Anja Overdiek’s exploration of the ISLE model as a lens for systemic innovation in urban living labs (ULLs) involves the study of a municipal ULL in the Netherlands (Citylab X). She observes that European municipalities increasingly use ULLs for complex situations, demanding a paradigm shift from service design to systemic innovation and a transition approach. The ISLE model is proposed as a process that might support co-creation, provide a heuristic process framework, and mobilise knowledge across ULLs and related networks. The findings include considerations for systemic design practice in ULLs.

Cosmotechnic Encounters: Designing with foodwaste, landscapes, and livelihoods

Markus Wernli and Kam-Fai Chan consider circularity in organic waste, drawing on Daoist cosmotechnics, design research, anthropology, and diverse economies. They suggest cosmotechnic designing with the world, concluding that designing with shapelessness, integral to systemic design with situatedness and mutualistic care, “is essentially about symbiotic survivability or sympoiesis in cosmotechnics.”

Editorial: Engaged Design Scholarship in Contexts

The editorial for the inaugural volume by Editor in Chief Peter Jones and Deputy Editor Silvia Barbero. They provide an overview of Volume 1 and a brief on the emergence of systemic design as an interdiscipline to Contexts, which they view as reflective of “the common ground of complexity that many design scholars share as a common grand challenge.”

Systemic Design as Born from the Berkeley Bubble Matrix

Harold Nelson leads the collection with an invited essay, Contexts’ first article, that helps place the footers and foundation into the field that has grown from design for complex scale and generations of systems thinking from the fertile ground of the centre of the 1960s consciousness revolution, the University of California at Berkeley.

Contra-Innovation: Expanding the innovation imperative in the context of futuring, defuturing and fictioning

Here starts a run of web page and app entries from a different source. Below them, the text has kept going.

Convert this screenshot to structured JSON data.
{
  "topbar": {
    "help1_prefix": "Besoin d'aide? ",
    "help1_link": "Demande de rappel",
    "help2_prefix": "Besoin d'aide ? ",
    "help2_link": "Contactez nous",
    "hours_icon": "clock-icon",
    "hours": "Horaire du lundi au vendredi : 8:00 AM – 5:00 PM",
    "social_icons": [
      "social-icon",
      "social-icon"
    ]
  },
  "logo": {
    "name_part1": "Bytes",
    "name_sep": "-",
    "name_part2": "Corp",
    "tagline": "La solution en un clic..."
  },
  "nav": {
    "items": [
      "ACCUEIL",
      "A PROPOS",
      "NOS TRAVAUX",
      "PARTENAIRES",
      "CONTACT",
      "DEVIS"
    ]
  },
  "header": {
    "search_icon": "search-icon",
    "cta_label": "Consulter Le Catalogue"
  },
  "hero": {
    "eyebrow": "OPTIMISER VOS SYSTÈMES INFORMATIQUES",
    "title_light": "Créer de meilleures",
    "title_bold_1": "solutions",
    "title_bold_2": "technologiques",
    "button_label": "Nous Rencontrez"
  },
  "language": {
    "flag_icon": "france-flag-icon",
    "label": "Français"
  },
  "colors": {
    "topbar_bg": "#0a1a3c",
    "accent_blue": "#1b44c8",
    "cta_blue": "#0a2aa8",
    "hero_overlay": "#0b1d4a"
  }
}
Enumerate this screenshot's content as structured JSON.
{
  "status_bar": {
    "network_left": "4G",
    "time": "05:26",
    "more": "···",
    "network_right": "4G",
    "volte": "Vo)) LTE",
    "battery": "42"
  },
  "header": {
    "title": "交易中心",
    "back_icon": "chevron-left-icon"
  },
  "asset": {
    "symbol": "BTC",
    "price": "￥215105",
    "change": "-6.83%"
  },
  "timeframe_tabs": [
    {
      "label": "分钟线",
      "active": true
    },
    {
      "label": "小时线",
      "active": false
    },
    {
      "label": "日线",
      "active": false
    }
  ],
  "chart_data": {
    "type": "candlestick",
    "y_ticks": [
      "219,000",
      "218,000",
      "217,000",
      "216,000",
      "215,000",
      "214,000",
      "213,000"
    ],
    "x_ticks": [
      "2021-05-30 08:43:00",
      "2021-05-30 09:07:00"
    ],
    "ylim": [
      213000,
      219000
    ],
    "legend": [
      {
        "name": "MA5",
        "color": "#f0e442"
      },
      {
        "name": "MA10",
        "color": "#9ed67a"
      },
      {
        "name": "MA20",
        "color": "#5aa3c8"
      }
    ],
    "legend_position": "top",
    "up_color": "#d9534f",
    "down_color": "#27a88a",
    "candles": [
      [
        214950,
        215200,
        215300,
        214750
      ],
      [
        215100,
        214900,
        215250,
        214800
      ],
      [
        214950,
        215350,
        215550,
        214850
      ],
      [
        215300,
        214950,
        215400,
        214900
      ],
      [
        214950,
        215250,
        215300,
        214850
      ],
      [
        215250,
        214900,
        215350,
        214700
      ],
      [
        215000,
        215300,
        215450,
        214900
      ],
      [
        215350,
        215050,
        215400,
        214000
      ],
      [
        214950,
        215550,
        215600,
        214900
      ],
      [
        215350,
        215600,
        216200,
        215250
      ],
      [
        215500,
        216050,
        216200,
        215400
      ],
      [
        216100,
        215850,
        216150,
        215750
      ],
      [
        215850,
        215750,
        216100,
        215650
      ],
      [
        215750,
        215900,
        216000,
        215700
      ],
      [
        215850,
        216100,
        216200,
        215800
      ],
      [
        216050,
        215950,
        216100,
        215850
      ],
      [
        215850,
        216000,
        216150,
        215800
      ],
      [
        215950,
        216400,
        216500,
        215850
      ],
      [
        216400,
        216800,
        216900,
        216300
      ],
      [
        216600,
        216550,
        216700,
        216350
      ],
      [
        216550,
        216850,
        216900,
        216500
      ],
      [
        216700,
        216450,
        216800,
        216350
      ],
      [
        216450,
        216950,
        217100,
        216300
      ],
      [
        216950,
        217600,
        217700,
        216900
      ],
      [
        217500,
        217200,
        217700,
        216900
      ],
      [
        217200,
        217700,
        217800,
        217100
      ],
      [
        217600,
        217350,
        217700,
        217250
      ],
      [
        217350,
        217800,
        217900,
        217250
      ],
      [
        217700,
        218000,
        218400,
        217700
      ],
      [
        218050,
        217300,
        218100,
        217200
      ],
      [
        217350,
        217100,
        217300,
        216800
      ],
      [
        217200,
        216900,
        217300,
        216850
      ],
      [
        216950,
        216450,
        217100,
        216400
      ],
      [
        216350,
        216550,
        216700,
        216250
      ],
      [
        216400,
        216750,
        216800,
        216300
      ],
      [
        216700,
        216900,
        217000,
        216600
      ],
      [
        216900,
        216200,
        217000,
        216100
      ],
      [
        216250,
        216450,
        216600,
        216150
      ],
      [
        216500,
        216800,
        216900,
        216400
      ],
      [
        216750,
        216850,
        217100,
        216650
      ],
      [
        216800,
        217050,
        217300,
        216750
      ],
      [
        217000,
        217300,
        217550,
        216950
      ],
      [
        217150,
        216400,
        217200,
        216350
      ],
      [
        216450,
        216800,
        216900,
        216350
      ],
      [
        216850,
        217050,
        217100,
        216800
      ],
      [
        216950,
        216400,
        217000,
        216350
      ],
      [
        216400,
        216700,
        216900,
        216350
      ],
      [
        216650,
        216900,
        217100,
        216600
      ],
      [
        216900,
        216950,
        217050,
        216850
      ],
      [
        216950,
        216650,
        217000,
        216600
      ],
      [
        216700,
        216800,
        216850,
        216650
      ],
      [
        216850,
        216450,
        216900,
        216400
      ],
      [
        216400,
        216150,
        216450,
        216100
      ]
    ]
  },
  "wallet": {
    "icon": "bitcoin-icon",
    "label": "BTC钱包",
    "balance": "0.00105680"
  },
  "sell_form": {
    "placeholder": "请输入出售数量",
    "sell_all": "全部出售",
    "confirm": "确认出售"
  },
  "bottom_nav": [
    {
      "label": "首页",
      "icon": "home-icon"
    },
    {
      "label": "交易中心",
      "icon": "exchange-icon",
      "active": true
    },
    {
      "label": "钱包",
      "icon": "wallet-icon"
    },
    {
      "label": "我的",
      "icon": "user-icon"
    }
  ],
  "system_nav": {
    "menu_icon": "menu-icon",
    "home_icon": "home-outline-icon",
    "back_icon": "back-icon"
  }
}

Dulmini Perera and Tony Fry present a powerful approach to enable systemic critique of innovation propositions and their potential outcomes. The paper takes the form of presenting three “historico-fictions” from the US, China, and Cuba to distinguish these value frames within selected histories of dominant systems. Perera and Fry suggest a “second order design fiction” to bring forth pluralistic expansions of meaning and enable participants in design conversations to recognize many possible positions that might challenge acceleration, defuturing, or sustainment.

Systemic Spatial Design: Enhancing the potential of spatial design disciplines to navigate adaptive cycles in cities

Elena Porqueddu presents a spatial-architectural theory based on complexity theory and complex adaptation. She advances a systemic approach to mixed-discipline spatial design in urban planning, which she calls “systemic spatial design,” and introduces the “multi-scale atlas.” The paper presents a new approach to spatial design—the designer can intervene in the context, but the approach is adaptive and self-organizational, with no claim to control.

Finding (a theory of) Leverage for Systemic Change: A systemic design research agenda

Ryan Murphy extends a body of work with an analysis of the function of intervention points that we understand as leverage and argues that the (theory of) leverage is crucial to understanding systems’ complexity, “Finding leverage means finding advantage: identifying the phenomena in a system with the greatest potential to multiply or compound a changemaker’s efforts to achieve the impact they want.”

The Power and Place Collaborative: Participatory strategies for scaling

Danielle Lake, David J. Marshall, Rozana Carducci, and Tracey Thurnes present an action case study of a social lab and interrogate the issues of scaling effective change in social design. This article is valuable for practical instruction on how to achieve diverse forms of scale via more participatory systemic design practices and offers a conceptualization of scaling as a meshy, stretchy place of emergence.


The Systemic Design Association will send you quarterly updates on systemic design and activities in the SDA network. During the annual Relating Systems Thinking and Design (RSD) Symposium timeframe SDA will send brief updates related to RSD keynotes, papers, and workshops.

RSD11 event updates, program content, and proceedings are posted on